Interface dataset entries
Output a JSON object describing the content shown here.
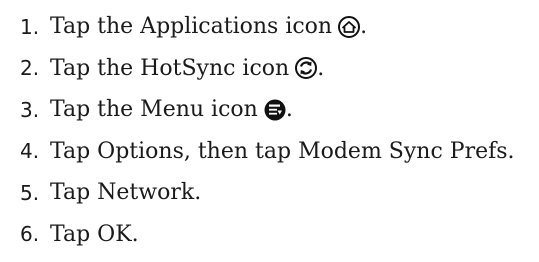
{
  "steps": [
    {
      "number": "1.",
      "text": "Tap the Applications icon",
      "icon": "applications-icon",
      "suffix": "."
    },
    {
      "number": "2.",
      "text": "Tap the HotSync icon",
      "icon": "hotsync-icon",
      "suffix": "."
    },
    {
      "number": "3.",
      "text": "Tap the Menu icon",
      "icon": "menu-icon",
      "suffix": "."
    },
    {
      "number": "4.",
      "text": "Tap Options, then tap Modem Sync Prefs.",
      "icon": null,
      "suffix": ""
    },
    {
      "number": "5.",
      "text": "Tap Network.",
      "icon": null,
      "suffix": ""
    },
    {
      "number": "6.",
      "text": "Tap OK.",
      "icon": null,
      "suffix": ""
    }
  ]
}
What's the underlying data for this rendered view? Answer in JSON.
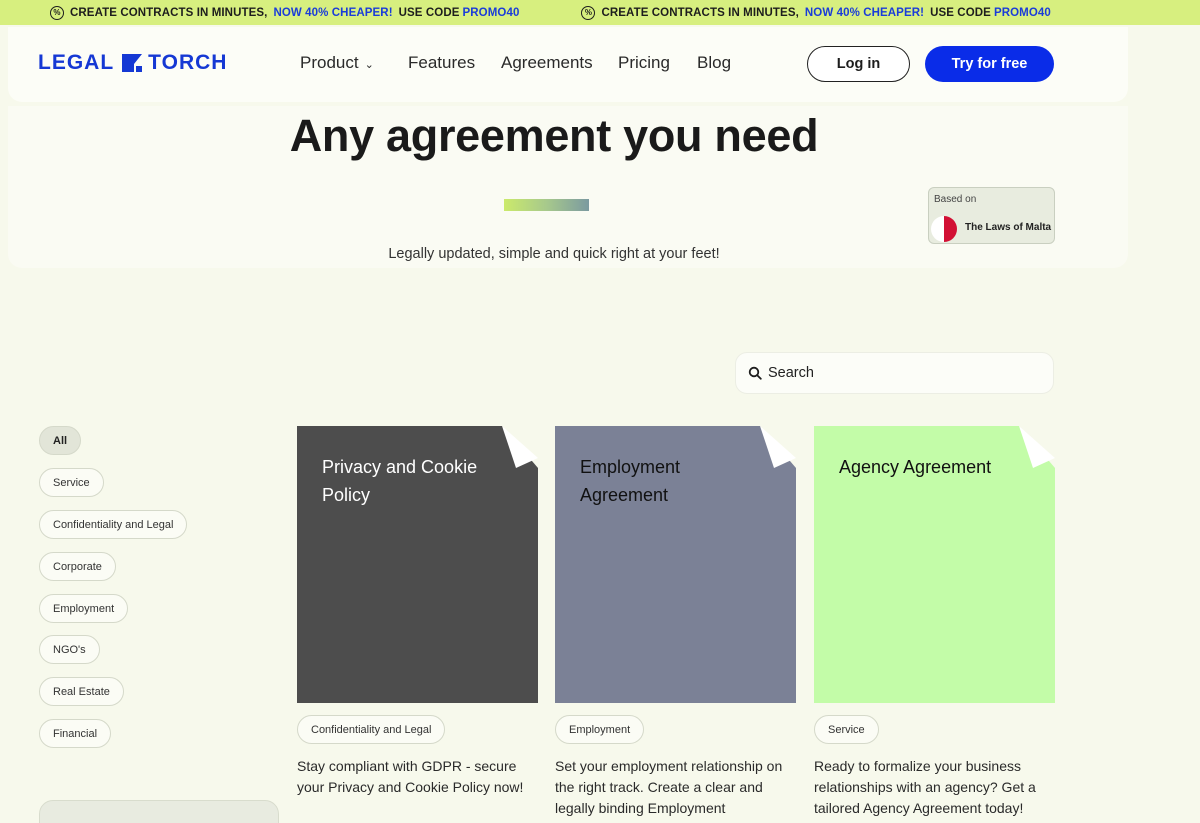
{
  "promo": {
    "items": [
      {
        "pre": "CREATE CONTRACTS IN MINUTES,",
        "highlight": "NOW 40% CHEAPER!",
        "mid": "USE CODE",
        "code": "PROMO40"
      },
      {
        "pre": "CREATE CONTRACTS IN MINUTES,",
        "highlight": "NOW 40% CHEAPER!",
        "mid": "USE CODE",
        "code": "PROMO40"
      }
    ]
  },
  "header": {
    "logo_left": "LEGAL",
    "logo_right": "TORCH",
    "nav": [
      "Product",
      "Features",
      "Agreements",
      "Pricing",
      "Blog"
    ],
    "login_label": "Log in",
    "try_label": "Try for free"
  },
  "hero": {
    "title": "Any agreement you need",
    "subtitle": "Legally updated, simple and quick right at your feet!",
    "badge_label": "Based on",
    "badge_country": "The Laws of Malta"
  },
  "search": {
    "placeholder": "Search"
  },
  "categories": [
    "All",
    "Service",
    "Confidentiality and Legal",
    "Corporate",
    "Employment",
    "NGO's",
    "Real Estate",
    "Financial"
  ],
  "cards": [
    {
      "title": "Privacy and Cookie Policy",
      "tag": "Confidentiality and Legal",
      "description": "Stay compliant with GDPR - secure your Privacy and Cookie Policy now!",
      "color": "#4d4d4d",
      "text_color": "#ffffff"
    },
    {
      "title": "Employment Agreement",
      "tag": "Employment",
      "description": "Set your employment relationship on the right track. Create a clear and legally binding Employment Agreement today!",
      "color": "#7b8196",
      "text_color": "#111111"
    },
    {
      "title": "Agency Agreement",
      "tag": "Service",
      "description": "Ready to formalize your business relationships with an agency? Get a tailored Agency Agreement today!",
      "color": "#c3fca8",
      "text_color": "#111111"
    }
  ],
  "colors": {
    "accent": "#0a2ce8",
    "promo_bg": "#d7ef7f",
    "page_bg": "#f7f9ec"
  }
}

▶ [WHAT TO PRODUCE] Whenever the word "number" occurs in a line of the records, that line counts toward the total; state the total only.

▶ [RESULT OF THIS TASK] 6